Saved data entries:
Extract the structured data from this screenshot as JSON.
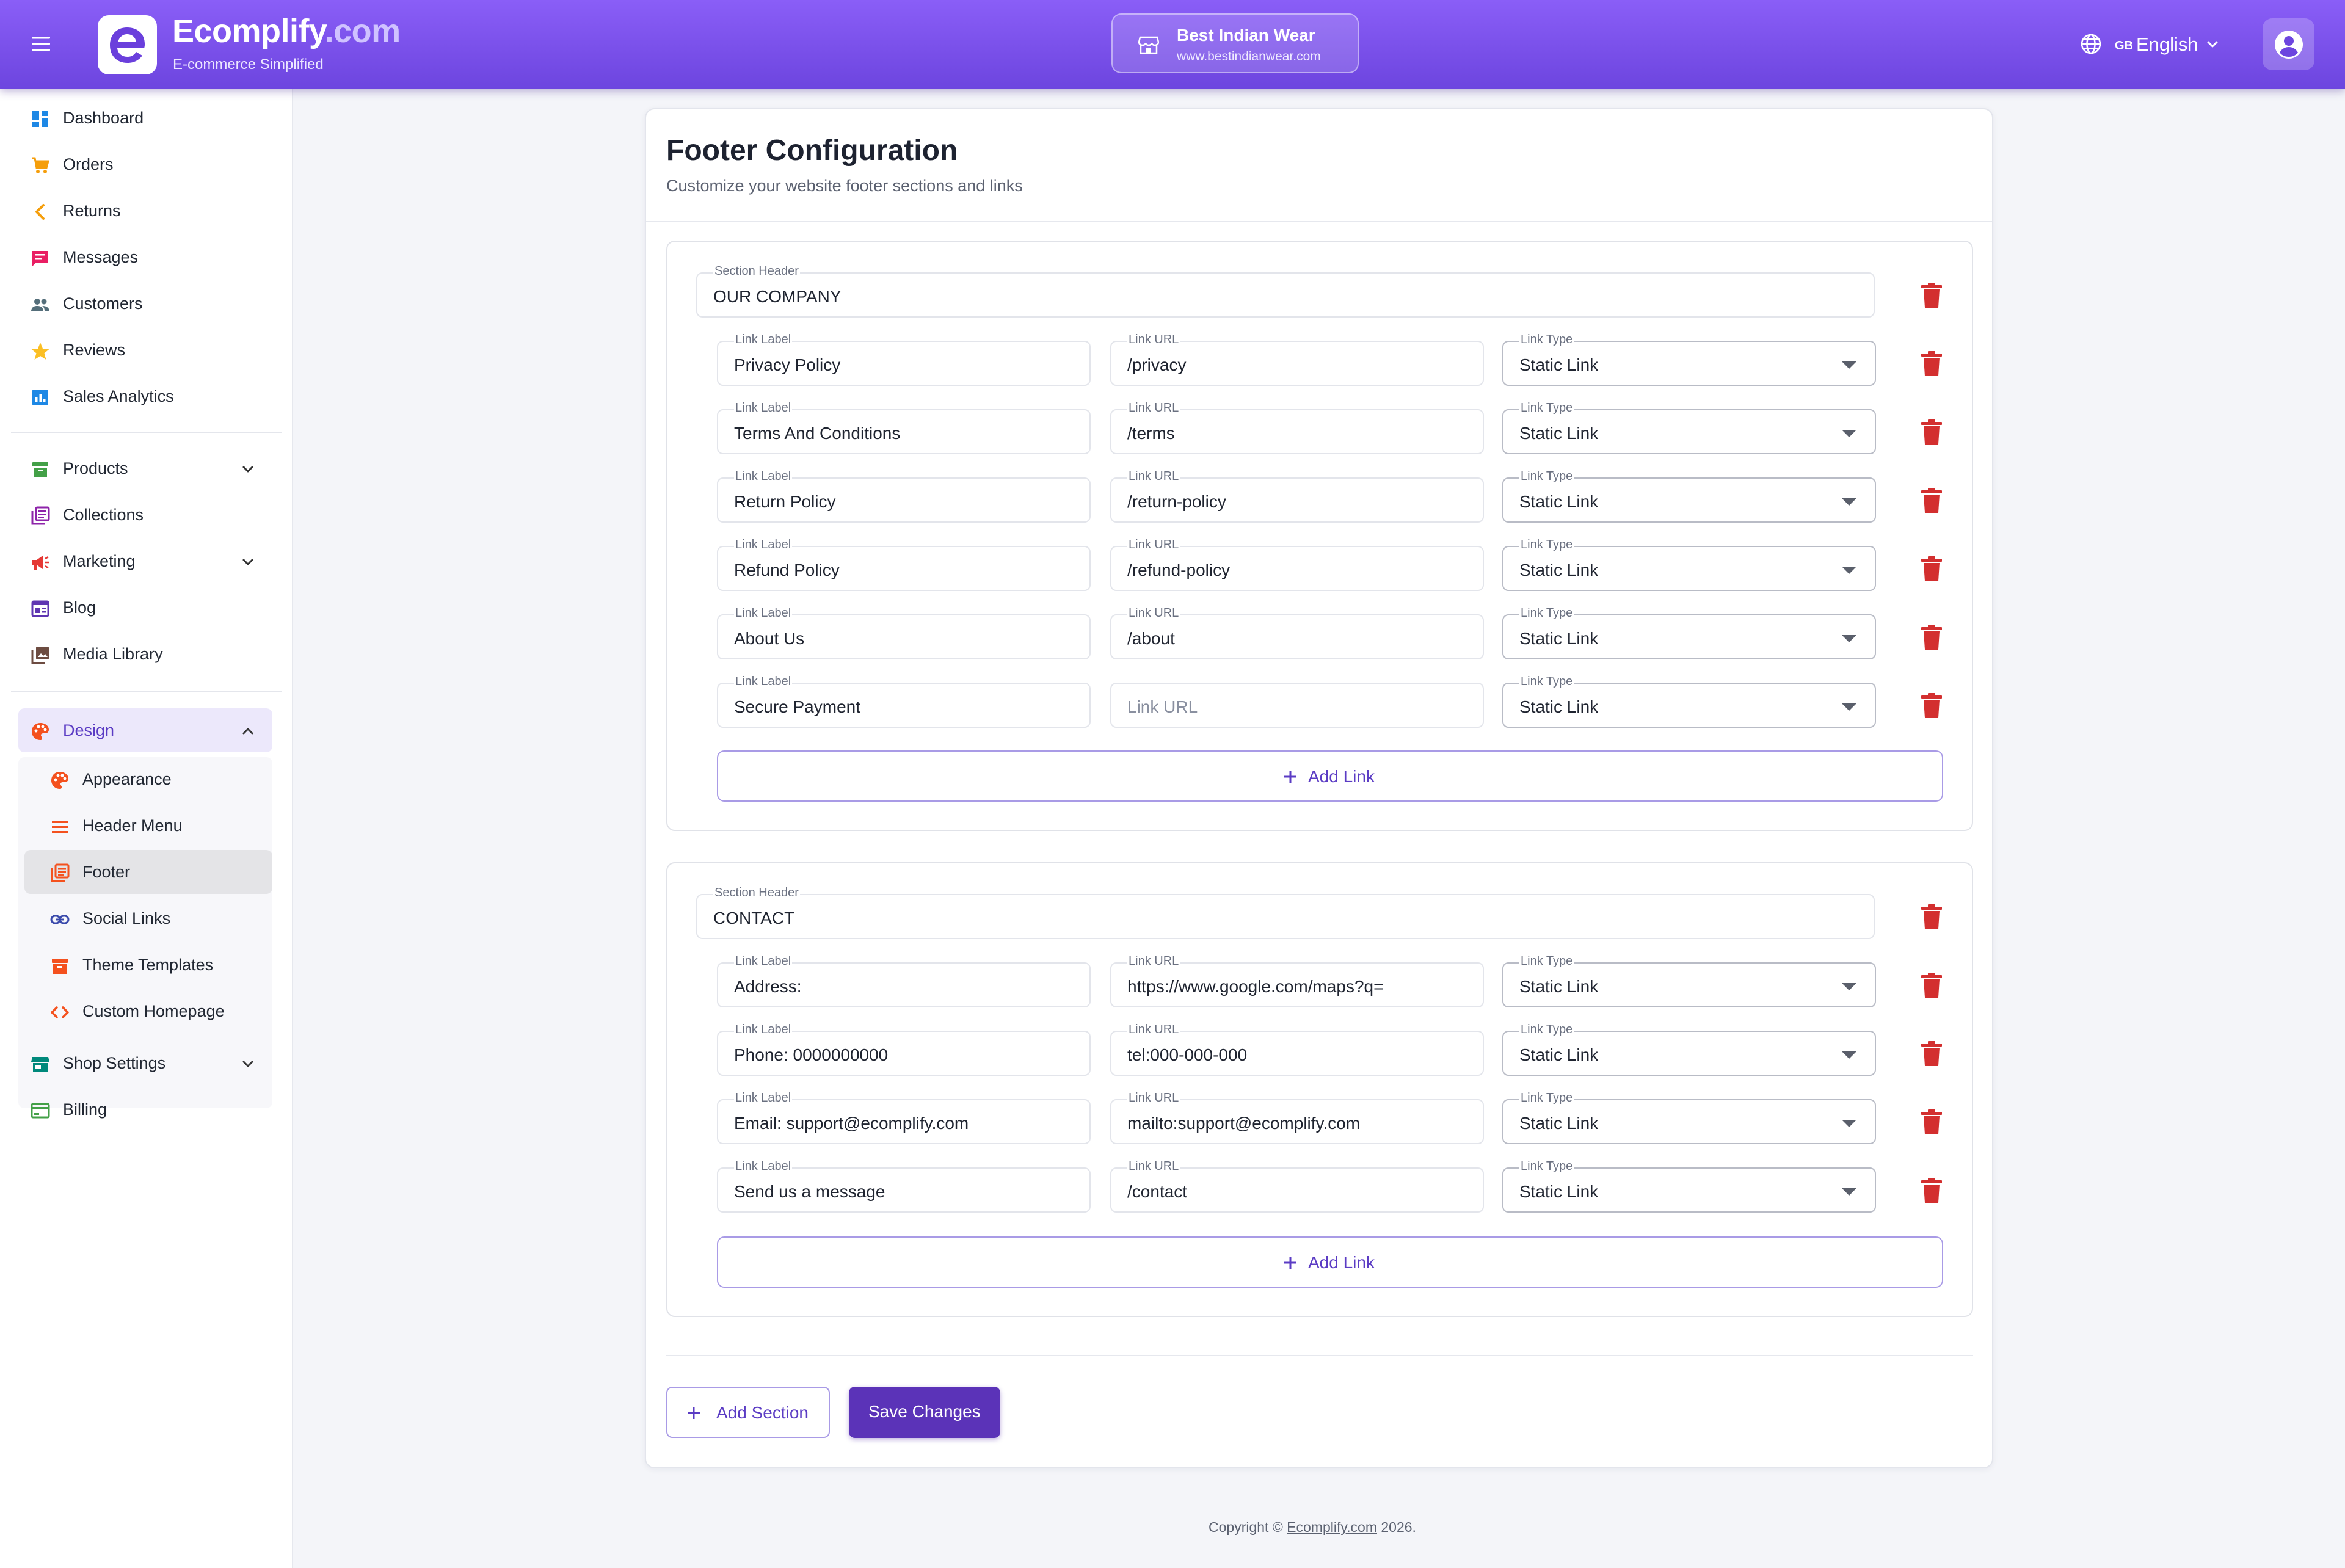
{
  "header": {
    "brand_name": "Ecomplify",
    "brand_tld": ".com",
    "brand_tagline": "E-commerce Simplified",
    "store_name": "Best Indian Wear",
    "store_url": "www.bestindianwear.com",
    "language_flag": "GB",
    "language": "English",
    "icons": [
      "menu-icon",
      "store-icon",
      "globe-icon",
      "chevron-down-icon",
      "account-icon"
    ]
  },
  "sidebar": {
    "items": [
      {
        "label": "Dashboard",
        "icon": "dashboard-icon",
        "color": "#1e88e5"
      },
      {
        "label": "Orders",
        "icon": "cart-icon",
        "color": "#f59e0b"
      },
      {
        "label": "Returns",
        "icon": "chevron-left-icon",
        "color": "#f59e0b"
      },
      {
        "label": "Messages",
        "icon": "chat-icon",
        "color": "#e91e63"
      },
      {
        "label": "Customers",
        "icon": "people-icon",
        "color": "#546e7a"
      },
      {
        "label": "Reviews",
        "icon": "star-icon",
        "color": "#fbbf24"
      },
      {
        "label": "Sales Analytics",
        "icon": "analytics-icon",
        "color": "#1e88e5"
      },
      {
        "label": "Products",
        "icon": "box-icon",
        "color": "#43a047"
      },
      {
        "label": "Collections",
        "icon": "collections-icon",
        "color": "#8e24aa"
      },
      {
        "label": "Marketing",
        "icon": "megaphone-icon",
        "color": "#e53935"
      },
      {
        "label": "Blog",
        "icon": "blog-icon",
        "color": "#5e35b1"
      },
      {
        "label": "Media Library",
        "icon": "media-icon",
        "color": "#6d4c41"
      },
      {
        "label": "Design",
        "icon": "palette-icon",
        "color": "#f4511e"
      },
      {
        "label": "Shop Settings",
        "icon": "shop-icon",
        "color": "#00897b"
      },
      {
        "label": "Billing",
        "icon": "card-icon",
        "color": "#43a047"
      }
    ],
    "design_sub": [
      {
        "label": "Appearance",
        "icon": "palette-icon"
      },
      {
        "label": "Header Menu",
        "icon": "menu-lines-icon"
      },
      {
        "label": "Footer",
        "icon": "footer-icon"
      },
      {
        "label": "Social Links",
        "icon": "link-icon"
      },
      {
        "label": "Theme Templates",
        "icon": "template-icon"
      },
      {
        "label": "Custom Homepage",
        "icon": "code-icon"
      }
    ],
    "active_item": "Footer",
    "accent": "#5b3cc4"
  },
  "page": {
    "title": "Footer Configuration",
    "subtitle": "Customize your website footer sections and links",
    "field_labels": {
      "section_header": "Section Header",
      "link_label": "Link Label",
      "link_url": "Link URL",
      "link_type": "Link Type"
    },
    "add_link_label": "Add Link",
    "add_section_label": "Add Section",
    "save_label": "Save Changes",
    "sections": [
      {
        "header": "OUR COMPANY",
        "links": [
          {
            "label": "Privacy Policy",
            "url": "/privacy",
            "type": "Static Link"
          },
          {
            "label": "Terms And Conditions",
            "url": "/terms",
            "type": "Static Link"
          },
          {
            "label": "Return Policy",
            "url": "/return-policy",
            "type": "Static Link"
          },
          {
            "label": "Refund Policy",
            "url": "/refund-policy",
            "type": "Static Link"
          },
          {
            "label": "About Us",
            "url": "/about",
            "type": "Static Link"
          },
          {
            "label": "Secure Payment",
            "url": "",
            "url_placeholder": "Link URL",
            "type": "Static Link"
          }
        ]
      },
      {
        "header": "CONTACT",
        "links": [
          {
            "label": "Address:",
            "url": "https://www.google.com/maps?q=",
            "type": "Static Link"
          },
          {
            "label": "Phone: 0000000000",
            "url": "tel:000-000-000",
            "type": "Static Link"
          },
          {
            "label": "Email: support@ecomplify.com",
            "url": "mailto:support@ecomplify.com",
            "type": "Static Link"
          },
          {
            "label": "Send us a message",
            "url": "/contact",
            "type": "Static Link"
          }
        ]
      }
    ]
  },
  "footer": {
    "copyright_prefix": "Copyright ©",
    "copyright_link": "Ecomplify.com",
    "copyright_year": "2026."
  },
  "colors": {
    "topbar": "#7b52ef",
    "primary_button": "#5b33b8",
    "delete": "#d32f2f"
  }
}
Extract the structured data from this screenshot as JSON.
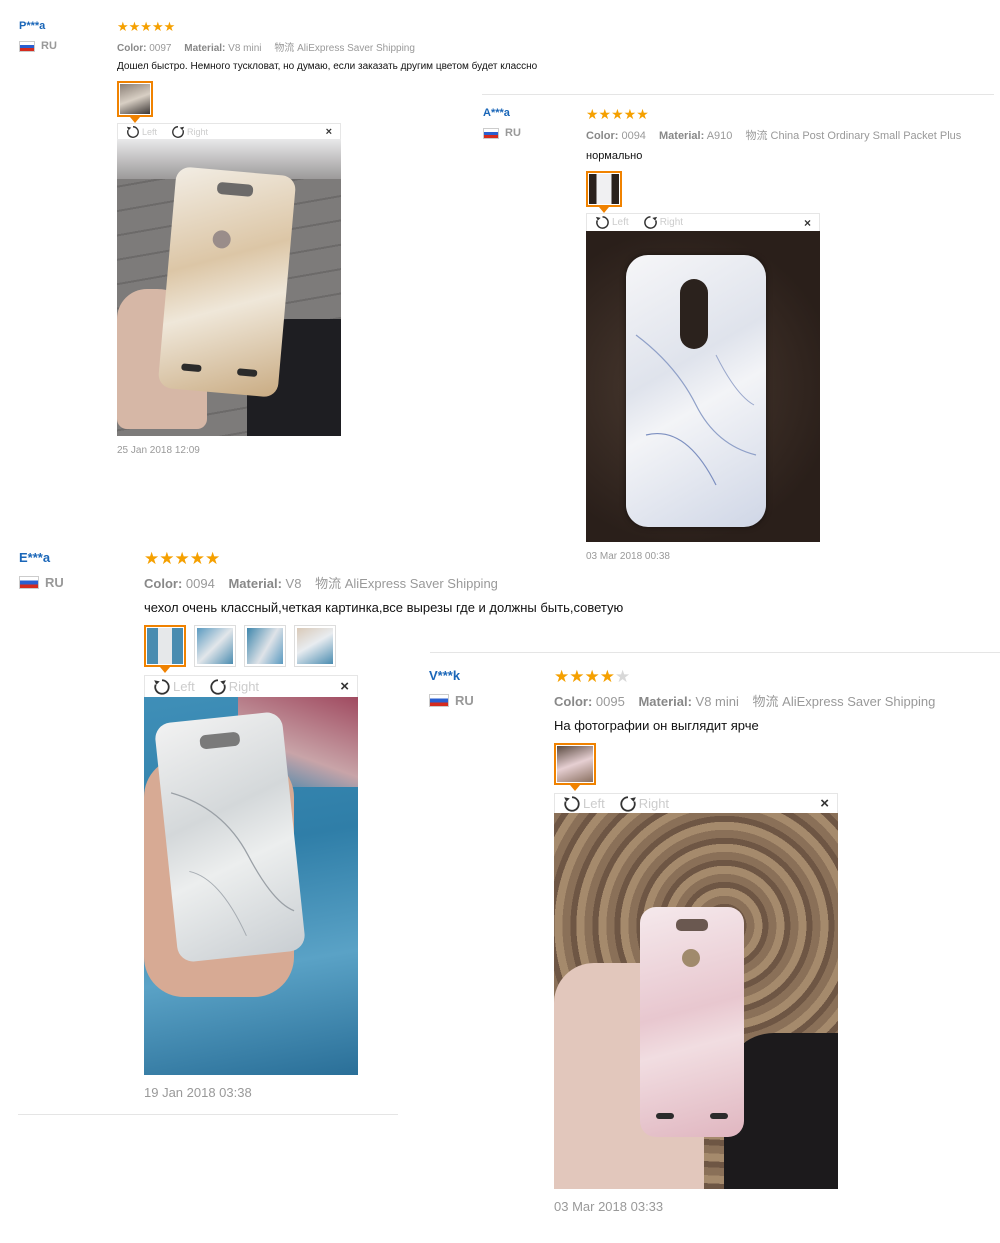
{
  "colors": {
    "accent": "#f08200",
    "username": "#1a66b8",
    "star": "#f5a000",
    "meta": "#999999"
  },
  "labels": {
    "color": "Color:",
    "material": "Material:",
    "logistics_icon": "物流",
    "rotate_left": "Left",
    "rotate_right": "Right",
    "close": "×"
  },
  "reviews": [
    {
      "user": "P***a",
      "country": "RU",
      "stars": "★★★★★",
      "rating": 5,
      "color": "0097",
      "material": "V8 mini",
      "shipping": "AliExpress Saver Shipping",
      "text": "Дошел быстро. Немного тускловат, но думаю, если заказать другим цветом будет классно",
      "date": "25 Jan 2018 12:09",
      "photo_count": 1
    },
    {
      "user": "A***a",
      "country": "RU",
      "stars": "★★★★★",
      "rating": 5,
      "color": "0094",
      "material": "A910",
      "shipping": "China Post Ordinary Small Packet Plus",
      "text": "нормально",
      "date": "03 Mar 2018 00:38",
      "photo_count": 1
    },
    {
      "user": "E***a",
      "country": "RU",
      "stars": "★★★★★",
      "rating": 5,
      "color": "0094",
      "material": "V8",
      "shipping": "AliExpress Saver Shipping",
      "text": "чехол очень классный,четкая картинка,все вырезы где и должны быть,советую",
      "date": "19 Jan 2018 03:38",
      "photo_count": 4
    },
    {
      "user": "V***k",
      "country": "RU",
      "stars": "★★★★",
      "stars_off": "★",
      "rating": 4,
      "color": "0095",
      "material": "V8 mini",
      "shipping": "AliExpress Saver Shipping",
      "text": "На фотографии он выглядит ярче",
      "date": "03 Mar 2018 03:33",
      "photo_count": 1
    }
  ]
}
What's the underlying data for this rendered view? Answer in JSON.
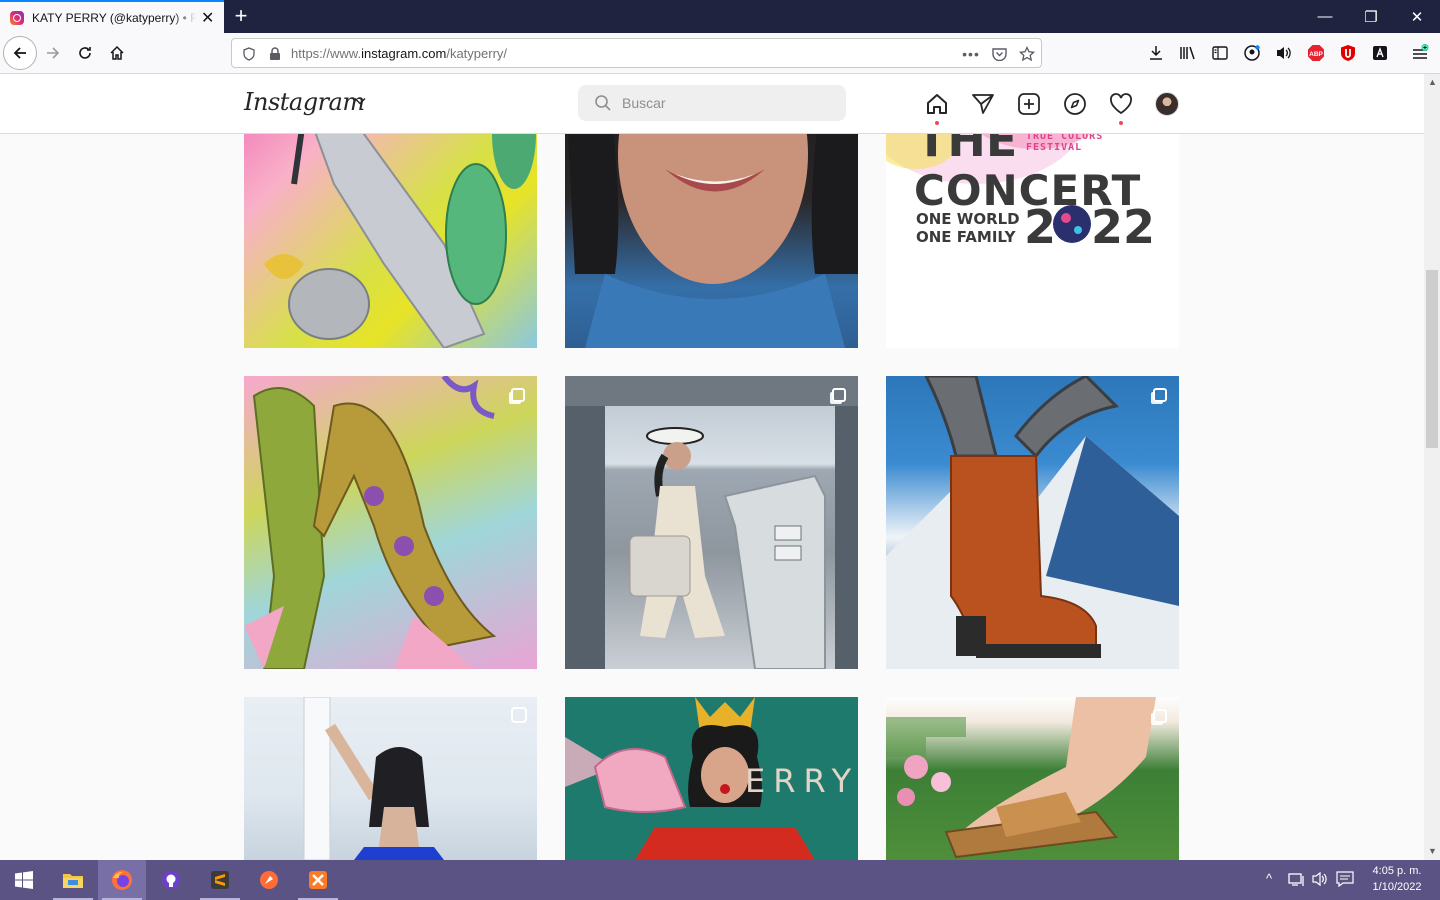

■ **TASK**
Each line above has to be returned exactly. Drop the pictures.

■ **FINAL ANSWER**
Extract the structured data from this screenshot as JSON.
{
  "header": {
    "brand_name": "Ecomplify",
    "brand_tld": ".com",
    "brand_tagline": "E-commerce Simplified",
    "store_name": "Best Indian Wear",
    "store_url": "www.bestindianwear.com",
    "language_flag": "GB",
    "language": "English",
    "icons": [
      "menu-icon",
      "store-icon",
      "globe-icon",
      "chevron-down-icon",
      "account-icon"
    ]
  },
  "sidebar": {
    "items": [
      {
        "label": "Dashboard",
        "icon": "dashboard-icon",
        "color": "#1e88e5"
      },
      {
        "label": "Orders",
        "icon": "cart-icon",
        "color": "#f59e0b"
      },
      {
        "label": "Returns",
        "icon": "chevron-left-icon",
        "color": "#f59e0b"
      },
      {
        "label": "Messages",
        "icon": "chat-icon",
        "color": "#e91e63"
      },
      {
        "label": "Customers",
        "icon": "people-icon",
        "color": "#546e7a"
      },
      {
        "label": "Reviews",
        "icon": "star-icon",
        "color": "#fbbf24"
      },
      {
        "label": "Sales Analytics",
        "icon": "analytics-icon",
        "color": "#1e88e5"
      },
      {
        "label": "Products",
        "icon": "box-icon",
        "color": "#43a047"
      },
      {
        "label": "Collections",
        "icon": "collections-icon",
        "color": "#8e24aa"
      },
      {
        "label": "Marketing",
        "icon": "megaphone-icon",
        "color": "#e53935"
      },
      {
        "label": "Blog",
        "icon": "blog-icon",
        "color": "#5e35b1"
      },
      {
        "label": "Media Library",
        "icon": "media-icon",
        "color": "#6d4c41"
      },
      {
        "label": "Design",
        "icon": "palette-icon",
        "color": "#f4511e"
      },
      {
        "label": "Shop Settings",
        "icon": "shop-icon",
        "color": "#00897b"
      },
      {
        "label": "Billing",
        "icon": "card-icon",
        "color": "#43a047"
      }
    ],
    "design_sub": [
      {
        "label": "Appearance",
        "icon": "palette-icon"
      },
      {
        "label": "Header Menu",
        "icon": "menu-lines-icon"
      },
      {
        "label": "Footer",
        "icon": "footer-icon"
      },
      {
        "label": "Social Links",
        "icon": "link-icon"
      },
      {
        "label": "Theme Templates",
        "icon": "template-icon"
      },
      {
        "label": "Custom Homepage",
        "icon": "code-icon"
      }
    ],
    "active_item": "Footer",
    "accent": "#5b3cc4"
  },
  "page": {
    "title": "Footer Configuration",
    "subtitle": "Customize your website footer sections and links",
    "field_labels": {
      "section_header": "Section Header",
      "link_label": "Link Label",
      "link_url": "Link URL",
      "link_type": "Link Type"
    },
    "add_link_label": "Add Link",
    "add_section_label": "Add Section",
    "save_label": "Save Changes",
    "sections": [
      {
        "header": "OUR COMPANY",
        "links": [
          {
            "label": "Privacy Policy",
            "url": "/privacy",
            "type": "Static Link"
          },
          {
            "label": "Terms And Conditions",
            "url": "/terms",
            "type": "Static Link"
          },
          {
            "label": "Return Policy",
            "url": "/return-policy",
            "type": "Static Link"
          },
          {
            "label": "Refund Policy",
            "url": "/refund-policy",
            "type": "Static Link"
          },
          {
            "label": "About Us",
            "url": "/about",
            "type": "Static Link"
          },
          {
            "label": "Secure Payment",
            "url": "",
            "url_placeholder": "Link URL",
            "type": "Static Link"
          }
        ]
      },
      {
        "header": "CONTACT",
        "links": [
          {
            "label": "Address:",
            "url": "https://www.google.com/maps?q=",
            "type": "Static Link"
          },
          {
            "label": "Phone: 0000000000",
            "url": "tel:000-000-000",
            "type": "Static Link"
          },
          {
            "label": "Email: support@ecomplify.com",
            "url": "mailto:support@ecomplify.com",
            "type": "Static Link"
          },
          {
            "label": "Send us a message",
            "url": "/contact",
            "type": "Static Link"
          }
        ]
      }
    ]
  },
  "footer": {
    "copyright_prefix": "Copyright ©",
    "copyright_link": "Ecomplify.com",
    "copyright_year": "2026."
  },
  "colors": {
    "topbar": "#7b52ef",
    "primary_button": "#5b33b8",
    "delete": "#d32f2f"
  }
}
Extract the structured data from this screenshot as JSON.
{
  "colors": {
    "accent": "#f08200",
    "username": "#1a66b8",
    "star": "#f5a000",
    "meta": "#999999"
  },
  "labels": {
    "color": "Color:",
    "material": "Material:",
    "logistics_icon": "物流",
    "rotate_left": "Left",
    "rotate_right": "Right",
    "close": "×"
  },
  "reviews": [
    {
      "user": "P***a",
      "country": "RU",
      "stars": "★★★★★",
      "rating": 5,
      "color": "0097",
      "material": "V8 mini",
      "shipping": "AliExpress Saver Shipping",
      "text": "Дошел быстро. Немного тускловат, но думаю, если заказать другим цветом будет классно",
      "date": "25 Jan 2018 12:09",
      "photo_count": 1
    },
    {
      "user": "A***a",
      "country": "RU",
      "stars": "★★★★★",
      "rating": 5,
      "color": "0094",
      "material": "A910",
      "shipping": "China Post Ordinary Small Packet Plus",
      "text": "нормально",
      "date": "03 Mar 2018 00:38",
      "photo_count": 1
    },
    {
      "user": "E***a",
      "country": "RU",
      "stars": "★★★★★",
      "rating": 5,
      "color": "0094",
      "material": "V8",
      "shipping": "AliExpress Saver Shipping",
      "text": "чехол очень классный,четкая картинка,все вырезы где и должны быть,советую",
      "date": "19 Jan 2018 03:38",
      "photo_count": 4
    },
    {
      "user": "V***k",
      "country": "RU",
      "stars": "★★★★",
      "stars_off": "★",
      "rating": 4,
      "color": "0095",
      "material": "V8 mini",
      "shipping": "AliExpress Saver Shipping",
      "text": "На фотографии он выглядит ярче",
      "date": "03 Mar 2018 03:33",
      "photo_count": 1
    }
  ]
}
What's the underlying data for this rendered view? Answer in JSON.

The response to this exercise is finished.